Now that you have a better idea about the sport and are better equipped, it is time to introduce the rules of the game.
UWR is played in a pool between 11.5 and 16 feet deep and 8.75-13 yards wide. Official games—like World Cup games—consist of 15 minutes halves with a 5-minute break in between them. In most other tournaments, the duration of the game is decided by the organization committee and usually is between 10 to 12 minutes per half.
Teams must have a minimum of 6 players and a maximum of 15. Only 12 are allowed to play in one game: 6 players in the water with 6 substitutes. Substitutions are unlimited and can happen at any time during the game, provided they exchange in the designated exchange zones (see figure below). Usually each team ha 2 forwards, 2 defenders and 2 goalies in the water. Positions come in pair so that one player can be on the surface breathing while the other is holding their position below them.
The game starts with the ball in the middle and at the bottom of the pool with both teams on their side.
Once the game starts, UWR rules are fairly simple:
- Don’t grab a player’s equipment.
- Don’t choke, kick or hit another player.
- The ball must always be below the surface of the water.
As a rule of thumb, you should avoid doing anything that might threaten the safety of the other players. Also, unsportsmanlike conduct is not allowed and usually punished heavily.
You can also read the full rules manual here.
I’ve mentioned that UWR is a full-contact game. This is true, but only to the extent that you or the other player are carrying the ball. When players are not holding the ball they are not allowed to grab and tackle each other.
In every game, there are three referees: one deck referee who stands outside the pool and is in charge of starting/stopping the game and ensuring player exchanges and surface play are legal, and two water referees that control the game below the surface. These two referees wear oxygen tanks.
Referees can award free throws, warning and 2-minute penalties to players. Also, penalty throws can be awarded when a goal was stopped or an illegal played was made near the goal.
If you are wondering how penalty throws work, it is best to watch a video, words can’t explain how fun and hard they are!
Watching the game
So far I’ve told you what the game is and how is it played. But you might be wondering “How the heck do you watch a game?” This is a very common question and the answer is that you have two options, none of which are ideal: either jump in the pool or hope for a live camera feed.
In fact, UWR is not a spectators' sport and, in my opinion, this is one of the reasons ti is not more popular.
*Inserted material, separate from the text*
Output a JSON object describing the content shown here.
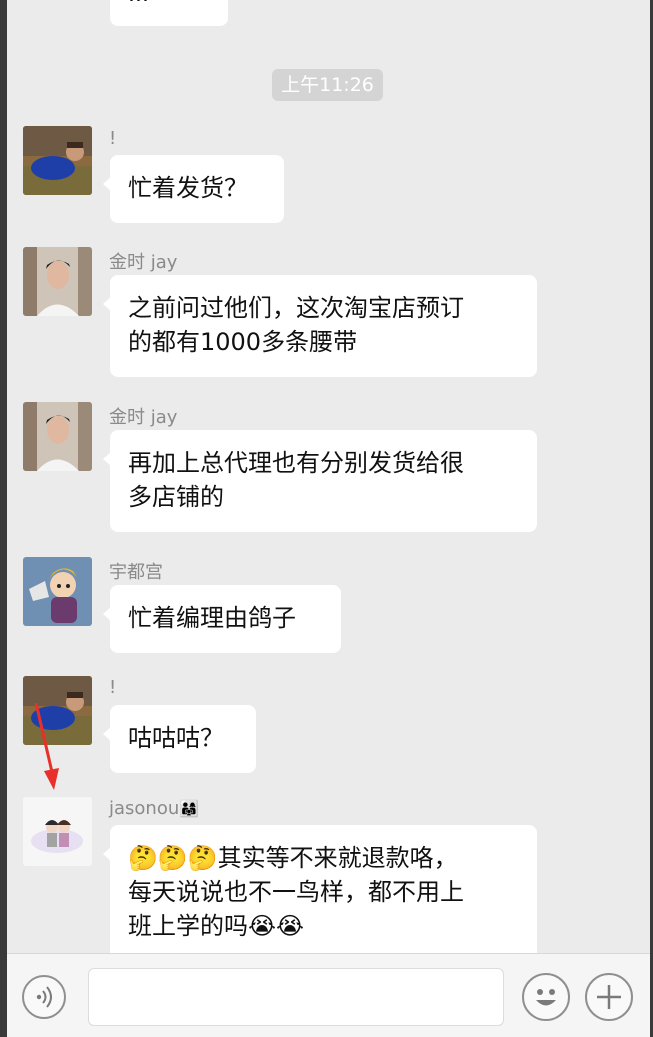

It is not easy watch.
In most local tournaments, the only way to watch a game is to jump in the pool with a snorkel and a mask and watch the game from the sidelines. This works but it requires a lot of effort. If you don’t feel adventurous or if the water is too cold for you—usually the case for me— there’s always the option of watching it from the surface, but mind you, it will look something like this:
As you can tell from the picture, being a spectator doesn’t seem like a lot of fun. Unless there is a live stream I avoid inviting friends and family to tournaments. They already think the sport is weird and I wouldn’t want them to think it is also boring!
Watching international and official games is a much more pleasant experience. Thanks to waterproof cameras and fast Internet, most big tournaments set up live streams feeds so all you need to do is open a browser and head to YouTube.
We have covered a lot of ground so far. I’ve you made it this deep in the article, I hope you are as excited about Underwater Rugby as I was when I first started playing!
If you are interested in trying it out, check this interactive map that tracks UWR clubs around the World. Hopefully, there’s one close to you! And if you are in the Bay Area in California, please come play with us! Just send me a Tweet @aesadde or check our website for more information.
See you underwater!